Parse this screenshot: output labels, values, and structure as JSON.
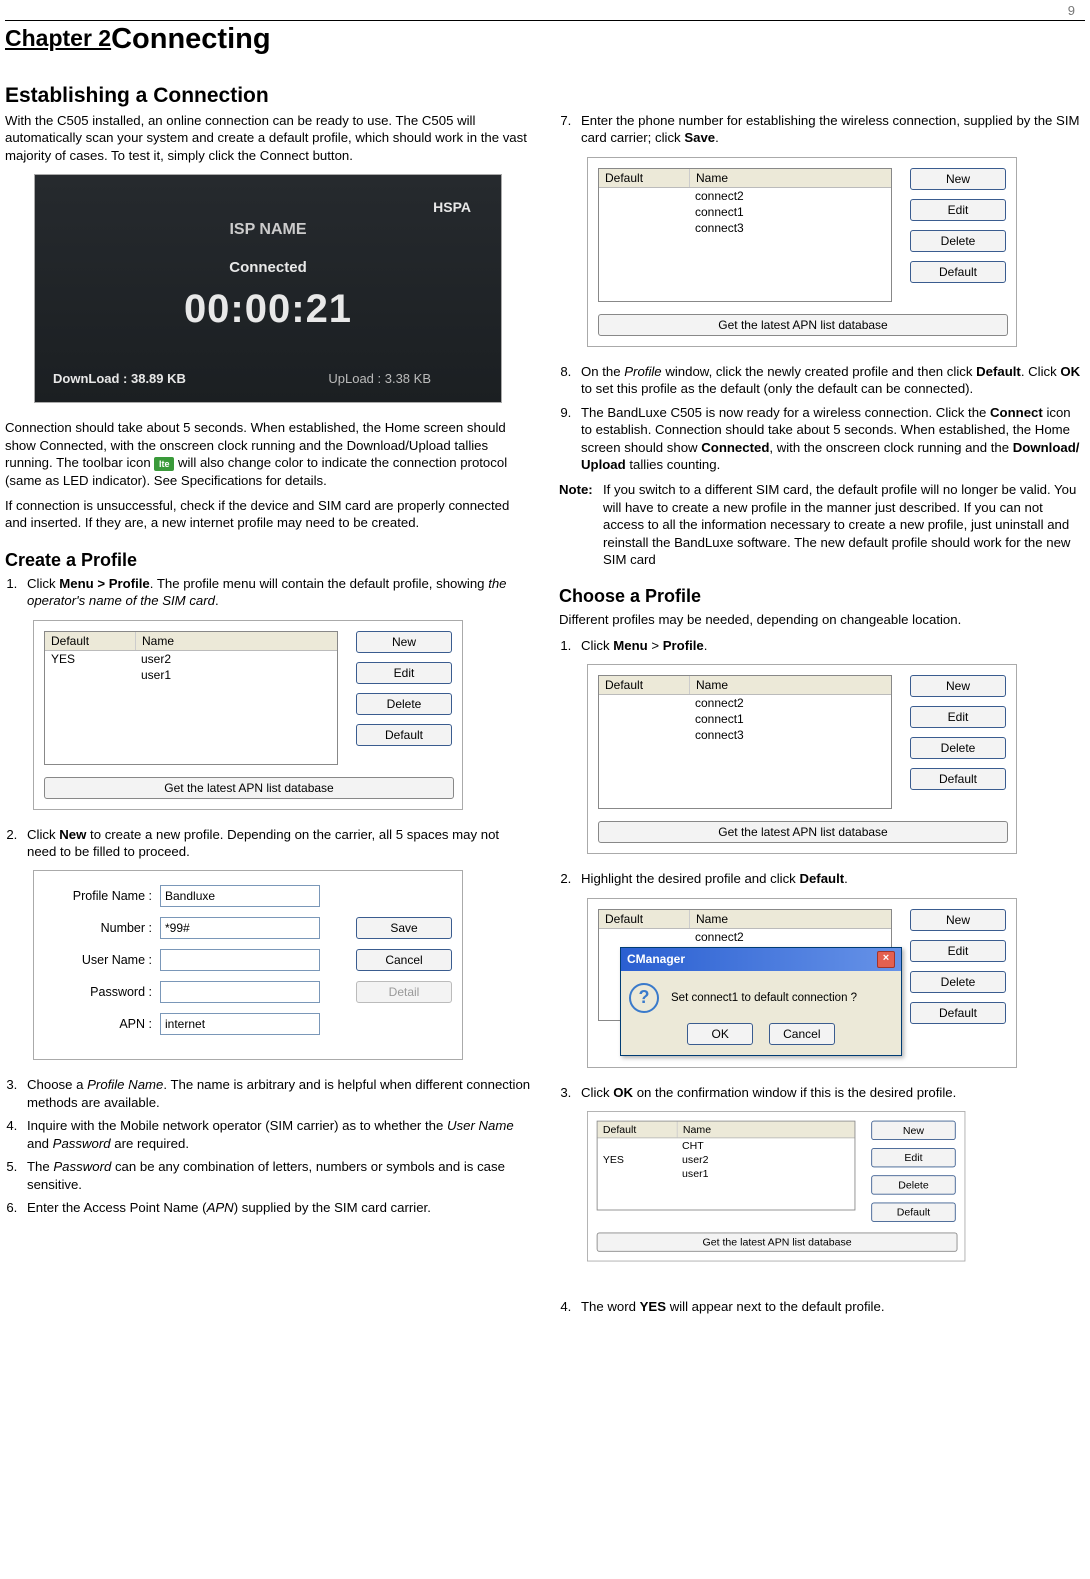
{
  "page_number": "9",
  "chapter": {
    "label": "Chapter 2",
    "title": "Connecting"
  },
  "sec_establish": "Establishing a Connection",
  "p_intro": "With the C505 installed, an online connection can be ready to use. The C505 will automatically scan your system and create a default profile, which should work in the vast majority of cases. To test it, simply click the Connect button.",
  "fig_conn": {
    "hspa": "HSPA",
    "isp": "ISP NAME",
    "status": "Connected",
    "clock": "00:00:21",
    "download": "DownLoad : 38.89 KB",
    "upload": "UpLoad : 3.38 KB"
  },
  "icon_lte": "lte",
  "p_conn1a": "Connection should take about 5 seconds. When established, the Home screen should show Connected, with the onscreen clock running and the Download/Upload tallies running. The toolbar icon ",
  "p_conn1b": " will also change color to indicate the connection protocol (same as LED indicator). See Specifications for details.",
  "p_conn2": "If connection is unsuccessful, check if the device and SIM card are properly connected and inserted. If they are, a new internet profile may need to be created.",
  "sec_create": "Create a Profile",
  "create_step1_a": "Click ",
  "create_step1_b": "Menu > Profile",
  "create_step1_c": ". The profile menu will contain the default profile, showing ",
  "create_step1_d": "the operator's name of the SIM card",
  "create_step1_e": ".",
  "pf_head_default": "Default",
  "pf_head_name": "Name",
  "pf1_rows": [
    {
      "def": "YES",
      "name": "user2"
    },
    {
      "def": "",
      "name": "user1"
    }
  ],
  "pf_conn_rows": [
    {
      "def": "",
      "name": "connect2"
    },
    {
      "def": "",
      "name": "connect1"
    },
    {
      "def": "",
      "name": "connect3"
    }
  ],
  "btn_new": "New",
  "btn_edit": "Edit",
  "btn_delete": "Delete",
  "btn_default": "Default",
  "btn_apn": "Get the latest APN list database",
  "create_step2_a": "Click ",
  "create_step2_b": "New",
  "create_step2_c": " to create a new profile. Depending on the carrier, all 5 spaces may not need to be filled to proceed.",
  "form": {
    "l_profile": "Profile Name :",
    "v_profile": "Bandluxe",
    "l_number": "Number :",
    "v_number": "*99#",
    "l_user": "User Name :",
    "l_pass": "Password :",
    "l_apn": "APN :",
    "v_apn": "internet",
    "save": "Save",
    "cancel": "Cancel",
    "detail": "Detail"
  },
  "create_step3_a": "Choose a ",
  "create_step3_b": "Profile Name",
  "create_step3_c": ". The name is arbitrary and is helpful when different connection methods are available.",
  "create_step4_a": "Inquire with the Mobile network operator (SIM carrier) as to whether the ",
  "create_step4_b": "User Name",
  "create_step4_c": " and ",
  "create_step4_d": "Password",
  "create_step4_e": " are required.",
  "create_step5_a": "The ",
  "create_step5_b": "Password",
  "create_step5_c": " can be any combination of letters, numbers or symbols and is case sensitive.",
  "create_step6_a": "Enter the Access Point Name (",
  "create_step6_b": "APN",
  "create_step6_c": ") supplied by the SIM card carrier.",
  "create_step7_a": "Enter the phone number for establishing the wireless connection, supplied by the SIM card carrier; click ",
  "create_step7_b": "Save",
  "create_step7_c": ".",
  "create_step8_a": "On the ",
  "create_step8_b": "Profile",
  "create_step8_c": " window, click the newly created profile and then click ",
  "create_step8_d": "Default",
  "create_step8_e": ". Click ",
  "create_step8_f": "OK",
  "create_step8_g": " to set this profile as the default (only the default can be connected).",
  "create_step9_a": "The BandLuxe C505 is now ready for a wireless connection. Click the ",
  "create_step9_b": "Connect",
  "create_step9_c": " icon to establish. Connection should take about 5 seconds. When established, the Home screen should show ",
  "create_step9_d": "Connected",
  "create_step9_e": ", with the onscreen clock running and the ",
  "create_step9_f": "Download/ Upload",
  "create_step9_g": " tallies counting.",
  "note_label": "Note:",
  "note_text": "If you switch to a different SIM card, the default profile will no longer be valid. You will have to create a new profile in the manner just described. If you can not access to all the information necessary to create a new profile, just uninstall and reinstall the BandLuxe software. The new default profile should work for the new SIM card",
  "sec_choose": "Choose a Profile",
  "choose_intro": "Different profiles may be needed, depending on changeable location.",
  "choose1_a": "Click ",
  "choose1_b": "Menu",
  "choose1_c": " > ",
  "choose1_d": "Profile",
  "choose1_e": ".",
  "choose2_a": "Highlight the desired profile and click ",
  "choose2_b": "Default",
  "choose2_c": ".",
  "confirm": {
    "title": "CManager",
    "msg": "Set connect1 to default connection ?",
    "ok": "OK",
    "cancel": "Cancel"
  },
  "pf_conn_rows2": [
    {
      "def": "",
      "name": "connect2"
    },
    {
      "def": "",
      "name": "connect1"
    }
  ],
  "choose3_a": "Click ",
  "choose3_b": "OK",
  "choose3_c": " on the confirmation window if this is the desired profile.",
  "pf_final_rows": [
    {
      "def": "",
      "name": "CHT"
    },
    {
      "def": "YES",
      "name": "user2"
    },
    {
      "def": "",
      "name": "user1"
    }
  ],
  "choose4_a": "The word ",
  "choose4_b": "YES",
  "choose4_c": " will appear next to the default profile."
}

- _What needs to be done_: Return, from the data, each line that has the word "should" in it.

- _Answer to this problem_:
  "p_intro": "With the C505 installed, an online connection can be ready to use. The C505 will automatically scan your system and create a default profile, which should work in the vast majority of cases. To test it, simply click the Connect button.",
  "p_conn1a": "Connection should take about 5 seconds. When established, the Home screen should show Connected, with the onscreen clock running and the Download/Upload tallies running. The toolbar icon ",
  "create_step9_c": " icon to establish. Connection should take about 5 seconds. When established, the Home screen should show ",
  "note_text": "If you switch to a different SIM card, the default profile will no longer be valid. You will have to create a new profile in the manner just described. If you can not access to all the information necessary to create a new profile, just uninstall and reinstall the BandLuxe software. The new default profile should work for the new SIM card",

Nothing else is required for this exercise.